Stored items
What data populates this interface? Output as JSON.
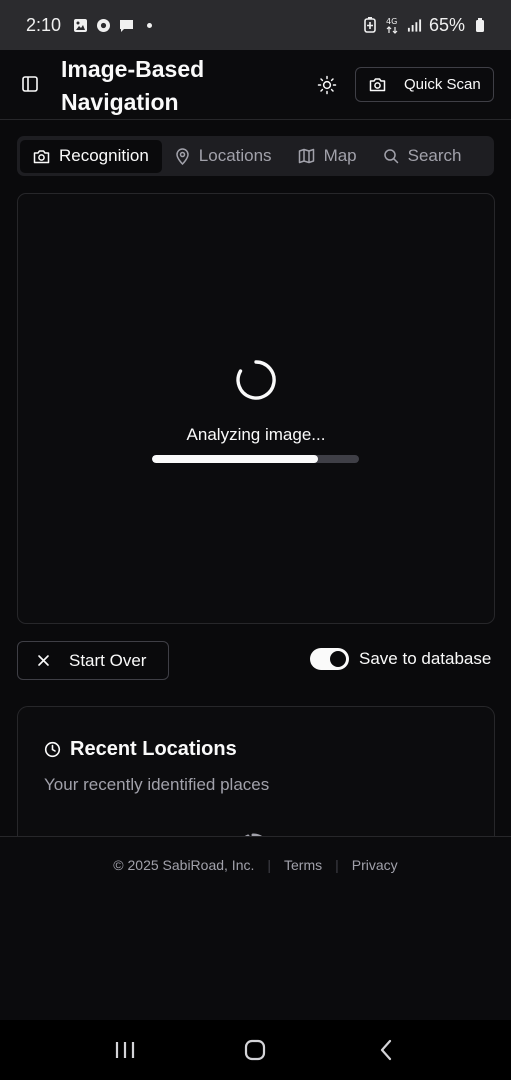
{
  "status_bar": {
    "time": "2:10",
    "battery_percent": "65%",
    "icons": [
      "gallery-icon",
      "chrome-icon",
      "chat-icon",
      "dot-icon",
      "battery-saver-icon",
      "4g-icon",
      "signal-icon",
      "battery-icon"
    ]
  },
  "header": {
    "title": "Image-Based Navigation",
    "quick_scan_label": "Quick Scan"
  },
  "tabs": [
    {
      "label": "Recognition",
      "icon": "camera-icon",
      "active": true
    },
    {
      "label": "Locations",
      "icon": "map-pin-icon",
      "active": false
    },
    {
      "label": "Map",
      "icon": "map-icon",
      "active": false
    },
    {
      "label": "Search",
      "icon": "search-icon",
      "active": false
    }
  ],
  "analysis": {
    "status_text": "Analyzing image...",
    "progress": 0.8
  },
  "actions": {
    "start_over_label": "Start Over",
    "save_to_database_label": "Save to database",
    "save_to_database_on": true
  },
  "recent": {
    "title": "Recent Locations",
    "subtitle": "Your recently identified places"
  },
  "footer": {
    "copyright": "© 2025 SabiRoad, Inc.",
    "terms": "Terms",
    "privacy": "Privacy"
  },
  "colors": {
    "background": "#0a0a0c",
    "text": "#fafafa",
    "muted": "#a1a1aa",
    "border": "#27272a"
  }
}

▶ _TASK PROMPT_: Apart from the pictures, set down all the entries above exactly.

▶ _ANSWER SPACE_:
What data populates this interface? Output as JSON.
{
  "status_bar": {
    "time": "2:10",
    "battery_percent": "65%",
    "icons": [
      "gallery-icon",
      "chrome-icon",
      "chat-icon",
      "dot-icon",
      "battery-saver-icon",
      "4g-icon",
      "signal-icon",
      "battery-icon"
    ]
  },
  "header": {
    "title": "Image-Based Navigation",
    "quick_scan_label": "Quick Scan"
  },
  "tabs": [
    {
      "label": "Recognition",
      "icon": "camera-icon",
      "active": true
    },
    {
      "label": "Locations",
      "icon": "map-pin-icon",
      "active": false
    },
    {
      "label": "Map",
      "icon": "map-icon",
      "active": false
    },
    {
      "label": "Search",
      "icon": "search-icon",
      "active": false
    }
  ],
  "analysis": {
    "status_text": "Analyzing image...",
    "progress": 0.8
  },
  "actions": {
    "start_over_label": "Start Over",
    "save_to_database_label": "Save to database",
    "save_to_database_on": true
  },
  "recent": {
    "title": "Recent Locations",
    "subtitle": "Your recently identified places"
  },
  "footer": {
    "copyright": "© 2025 SabiRoad, Inc.",
    "terms": "Terms",
    "privacy": "Privacy"
  },
  "colors": {
    "background": "#0a0a0c",
    "text": "#fafafa",
    "muted": "#a1a1aa",
    "border": "#27272a"
  }
}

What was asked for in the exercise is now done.